++++ Dataset content ++++
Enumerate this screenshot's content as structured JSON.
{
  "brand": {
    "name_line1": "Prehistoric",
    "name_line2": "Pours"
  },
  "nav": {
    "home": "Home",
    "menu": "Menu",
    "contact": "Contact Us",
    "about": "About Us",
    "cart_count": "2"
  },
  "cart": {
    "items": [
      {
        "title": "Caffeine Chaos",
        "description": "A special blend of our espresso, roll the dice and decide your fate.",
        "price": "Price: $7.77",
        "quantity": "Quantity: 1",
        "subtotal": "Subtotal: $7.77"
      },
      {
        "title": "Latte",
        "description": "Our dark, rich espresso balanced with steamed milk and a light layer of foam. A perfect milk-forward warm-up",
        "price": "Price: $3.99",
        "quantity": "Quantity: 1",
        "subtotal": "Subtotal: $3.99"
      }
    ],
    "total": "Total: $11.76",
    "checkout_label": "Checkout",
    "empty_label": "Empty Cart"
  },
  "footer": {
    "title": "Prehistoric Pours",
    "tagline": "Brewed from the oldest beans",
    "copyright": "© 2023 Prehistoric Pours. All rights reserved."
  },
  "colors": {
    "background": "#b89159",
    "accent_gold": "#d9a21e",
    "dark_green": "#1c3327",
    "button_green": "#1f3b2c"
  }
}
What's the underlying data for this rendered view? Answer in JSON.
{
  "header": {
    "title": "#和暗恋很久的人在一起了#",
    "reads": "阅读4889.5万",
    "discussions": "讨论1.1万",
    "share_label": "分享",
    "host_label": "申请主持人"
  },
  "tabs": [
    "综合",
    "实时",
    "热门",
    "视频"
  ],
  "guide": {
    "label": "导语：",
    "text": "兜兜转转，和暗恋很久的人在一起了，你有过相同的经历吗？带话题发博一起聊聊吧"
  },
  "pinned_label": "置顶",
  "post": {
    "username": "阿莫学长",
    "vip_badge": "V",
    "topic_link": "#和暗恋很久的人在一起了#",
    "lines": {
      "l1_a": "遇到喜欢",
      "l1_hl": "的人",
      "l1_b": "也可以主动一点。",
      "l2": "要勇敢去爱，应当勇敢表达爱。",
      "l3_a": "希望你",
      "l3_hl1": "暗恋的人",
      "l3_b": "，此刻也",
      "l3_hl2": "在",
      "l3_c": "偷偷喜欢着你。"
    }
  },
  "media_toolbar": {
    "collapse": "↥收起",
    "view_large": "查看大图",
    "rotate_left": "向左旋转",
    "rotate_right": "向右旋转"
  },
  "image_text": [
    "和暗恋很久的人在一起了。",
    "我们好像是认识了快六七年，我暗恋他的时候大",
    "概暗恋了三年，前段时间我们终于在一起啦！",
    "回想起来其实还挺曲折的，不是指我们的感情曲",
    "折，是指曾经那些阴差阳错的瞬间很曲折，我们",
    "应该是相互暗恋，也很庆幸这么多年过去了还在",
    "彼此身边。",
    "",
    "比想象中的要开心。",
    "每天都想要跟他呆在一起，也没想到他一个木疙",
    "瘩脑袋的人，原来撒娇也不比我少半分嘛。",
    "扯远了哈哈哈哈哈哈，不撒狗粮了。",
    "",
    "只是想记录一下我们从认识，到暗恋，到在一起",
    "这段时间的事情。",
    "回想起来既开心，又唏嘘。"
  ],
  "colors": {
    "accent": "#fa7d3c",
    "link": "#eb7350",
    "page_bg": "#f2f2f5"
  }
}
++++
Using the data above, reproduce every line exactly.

### Exercise output
Enumerate this screenshot's content as structured JSON.
{
  "brand": {
    "name_line1": "Prehistoric",
    "name_line2": "Pours"
  },
  "nav": {
    "home": "Home",
    "menu": "Menu",
    "contact": "Contact Us",
    "about": "About Us",
    "cart_count": "2"
  },
  "cart": {
    "items": [
      {
        "title": "Caffeine Chaos",
        "description": "A special blend of our espresso, roll the dice and decide your fate.",
        "price": "Price: $7.77",
        "quantity": "Quantity: 1",
        "subtotal": "Subtotal: $7.77"
      },
      {
        "title": "Latte",
        "description": "Our dark, rich espresso balanced with steamed milk and a light layer of foam. A perfect milk-forward warm-up",
        "price": "Price: $3.99",
        "quantity": "Quantity: 1",
        "subtotal": "Subtotal: $3.99"
      }
    ],
    "total": "Total: $11.76",
    "checkout_label": "Checkout",
    "empty_label": "Empty Cart"
  },
  "footer": {
    "title": "Prehistoric Pours",
    "tagline": "Brewed from the oldest beans",
    "copyright": "© 2023 Prehistoric Pours. All rights reserved."
  },
  "colors": {
    "background": "#b89159",
    "accent_gold": "#d9a21e",
    "dark_green": "#1c3327",
    "button_green": "#1f3b2c"
  }
}
What's the underlying data for this rendered view? Answer in JSON.
{
  "header": {
    "title": "#和暗恋很久的人在一起了#",
    "reads": "阅读4889.5万",
    "discussions": "讨论1.1万",
    "share_label": "分享",
    "host_label": "申请主持人"
  },
  "tabs": [
    "综合",
    "实时",
    "热门",
    "视频"
  ],
  "guide": {
    "label": "导语：",
    "text": "兜兜转转，和暗恋很久的人在一起了，你有过相同的经历吗？带话题发博一起聊聊吧"
  },
  "pinned_label": "置顶",
  "post": {
    "username": "阿莫学长",
    "vip_badge": "V",
    "topic_link": "#和暗恋很久的人在一起了#",
    "lines": {
      "l1_a": "遇到喜欢",
      "l1_hl": "的人",
      "l1_b": "也可以主动一点。",
      "l2": "要勇敢去爱，应当勇敢表达爱。",
      "l3_a": "希望你",
      "l3_hl1": "暗恋的人",
      "l3_b": "，此刻也",
      "l3_hl2": "在",
      "l3_c": "偷偷喜欢着你。"
    }
  },
  "media_toolbar": {
    "collapse": "↥收起",
    "view_large": "查看大图",
    "rotate_left": "向左旋转",
    "rotate_right": "向右旋转"
  },
  "image_text": [
    "和暗恋很久的人在一起了。",
    "我们好像是认识了快六七年，我暗恋他的时候大",
    "概暗恋了三年，前段时间我们终于在一起啦！",
    "回想起来其实还挺曲折的，不是指我们的感情曲",
    "折，是指曾经那些阴差阳错的瞬间很曲折，我们",
    "应该是相互暗恋，也很庆幸这么多年过去了还在",
    "彼此身边。",
    "",
    "比想象中的要开心。",
    "每天都想要跟他呆在一起，也没想到他一个木疙",
    "瘩脑袋的人，原来撒娇也不比我少半分嘛。",
    "扯远了哈哈哈哈哈哈，不撒狗粮了。",
    "",
    "只是想记录一下我们从认识，到暗恋，到在一起",
    "这段时间的事情。",
    "回想起来既开心，又唏嘘。"
  ],
  "colors": {
    "accent": "#fa7d3c",
    "link": "#eb7350",
    "page_bg": "#f2f2f5"
  }
}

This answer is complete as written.